Libraries exposed: a frank assessment
What a difference it makes in your life to have a good and accessible library. I have been a student and then lecturer in Brazil, a total sum of 10 years. But my experience in New Zealand was what changed my perspective of the role and importance of having access to a good library. Both at the University and outside of it.
Back in Brazil I studied in two different universities and worked in a third one. My experience regards just these three universities in a country that has more than 2,300, so it is certainly limited, but I believe it is worth sharing.
The three universities where I have studied and worked are federal universities, which have the reputation of having the best teaching and learning quality, but the worst infrastructure in the country. Both are true to a certain extent. In all of them the libraries had a similar system. You arrive and first of all you take what you need to do your research, just for your research. You are not allowed to carry bags, backpacks or any sort of folder where the content is not visible. So after taking what you need you lock your personal belongings in a locker or give it to a security person who will then give you a number. From here it starts to be more similar to how things work in libraries outside of Brazil. (Well… Sort of…) So you find what you want to access, the shelves have numbers and letters and then you head to the exit to ‘scan’ the books or get it written on your library card. Yes, the old style system where you get a number and the list of books you borrowed is written for posterity in a card that stays at the library – ok, apart from the fact this was 2010! – and then you collect your belongings and it is all done.

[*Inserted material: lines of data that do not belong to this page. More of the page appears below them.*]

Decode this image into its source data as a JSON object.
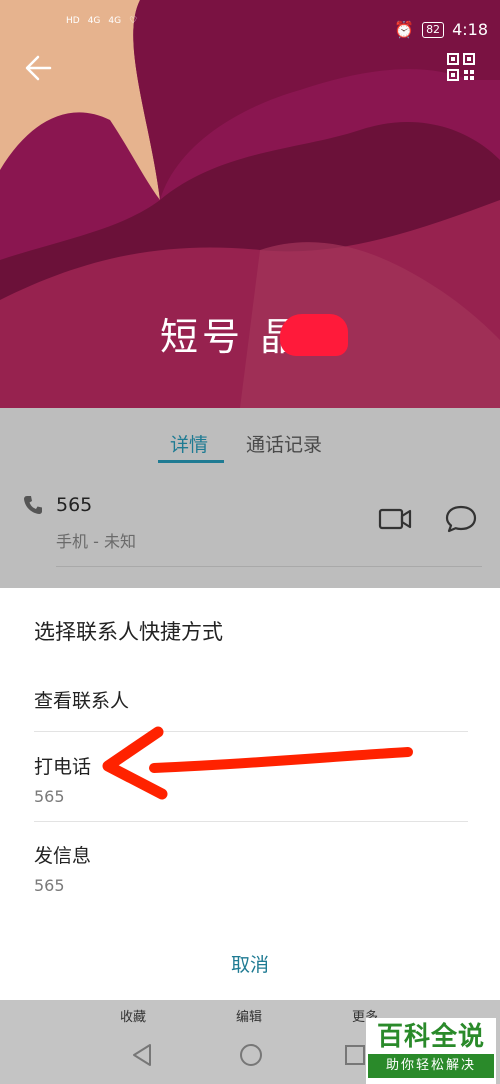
{
  "status_bar": {
    "left_badges": [
      "HD",
      "4G",
      "4G"
    ],
    "battery": "82",
    "time": "4:18"
  },
  "contact": {
    "name": "短号 晶"
  },
  "tabs": [
    {
      "label": "详情",
      "active": true
    },
    {
      "label": "通话记录",
      "active": false
    }
  ],
  "phone_entry": {
    "number": "565",
    "type": "手机 - 未知"
  },
  "sheet": {
    "title": "选择联系人快捷方式",
    "items": [
      {
        "label": "查看联系人",
        "sub": ""
      },
      {
        "label": "打电话",
        "sub": "565"
      },
      {
        "label": "发信息",
        "sub": "565"
      }
    ],
    "cancel": "取消"
  },
  "bottom_bar": {
    "actions": [
      "收藏",
      "编辑",
      "更多"
    ]
  },
  "watermark": {
    "title": "百科全说",
    "subtitle": "助你轻松解决"
  },
  "colors": {
    "accent": "#1f7b93",
    "hero": "#8d1850",
    "arrow": "#ff2200"
  },
  "icons": [
    "back-arrow-icon",
    "qr-code-icon",
    "phone-icon",
    "video-call-icon",
    "message-icon",
    "nav-back-icon",
    "nav-home-icon",
    "nav-recent-icon"
  ]
}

When I first arrived at Lincoln University’s Library I had a feeling that an alarm would go off at any time. I didn’t know how the library worked because I could not find anybody by the door to give a hint of the (security) protocols. This might be because I came from a developing and insecure country, but I recognize it sounds strange. My point is that it is so difficult to go through all that process that in many cases it is better not even starting. But then Lincoln University and all its facility and freedom made me so uncomfortable that I had to see somebody and get an explanation that this is all right and this is how things worked.
This week I read an article on The London School of Economics and Political Science website entitled “Research and teaching staff in developing countries rate the value of libraries higher than in the West”. Reading that my first thought was: “of course, you always value what you don’t have”. But in reality it is a bit more complex than that. In my hometown, for example, there is a beautiful public library, in a heritage building. I tried to find their website, but all I found was the City Council website with three paragraphs about its history. Proof that we are ‘a bit delayed’ in the process of making our resources searchable and easily available.

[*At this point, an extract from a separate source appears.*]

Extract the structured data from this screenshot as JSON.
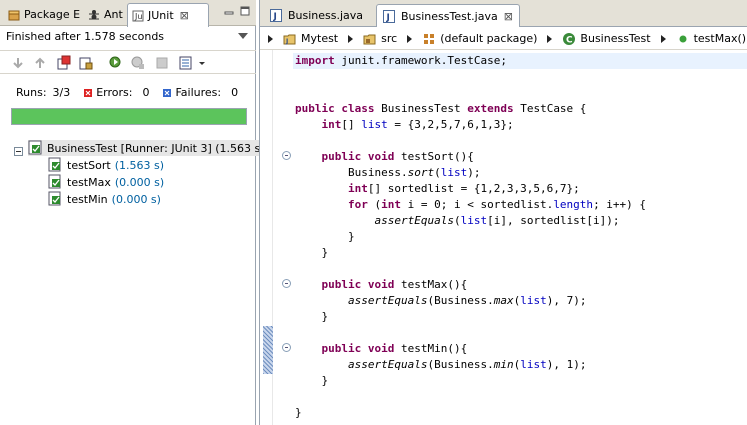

The LSE article also refers to a study released by SAGE which argues that “raising awareness of how the library supports teaching and research staff is key to demonstrating library value in developing countries”. I really don’t think I ever had any contact with the library staff apart from the desk service, I didn’t even know what types of services they were supposed to offer. Here at Lincoln University the library offers a wide range of courses and workshops for students and staff, and I have taken several of them in the past two and a half years. Most of them very helpful.
In the full report SAGE includes the BRICK (Brazil, Russia, India, China and South Korea) as “the most significant growing influence in the global economy and research landscape”. I hope this will be reflected by better infrastructure to develop good quality research in these developing countries. The SAGE report highlights that the findings “apply specifically to twelve developing country universities, and will not be applicable to the territories as a whole”, which is very fair especially in vast countries.
At the universities where I have been studying and working we always had good book titles and enough copies, fast internet, good furniture… Maybe not so good space, but I do believe that it is more a matter of demand. In summary it is a cultural deficiency. We should grow up with books under our noses and learn early the importance of them. It is also the matter of learning that libraries can be helpful in the process of research and study, and better, they can be fun. Maybe if we had since very young the habit of going to children’s or “toy libraries” as they have here in New Zealand, we would learn that books can be a good substitute when we grow up.
How are libraries used in your country or hometown? Do you make the most of them?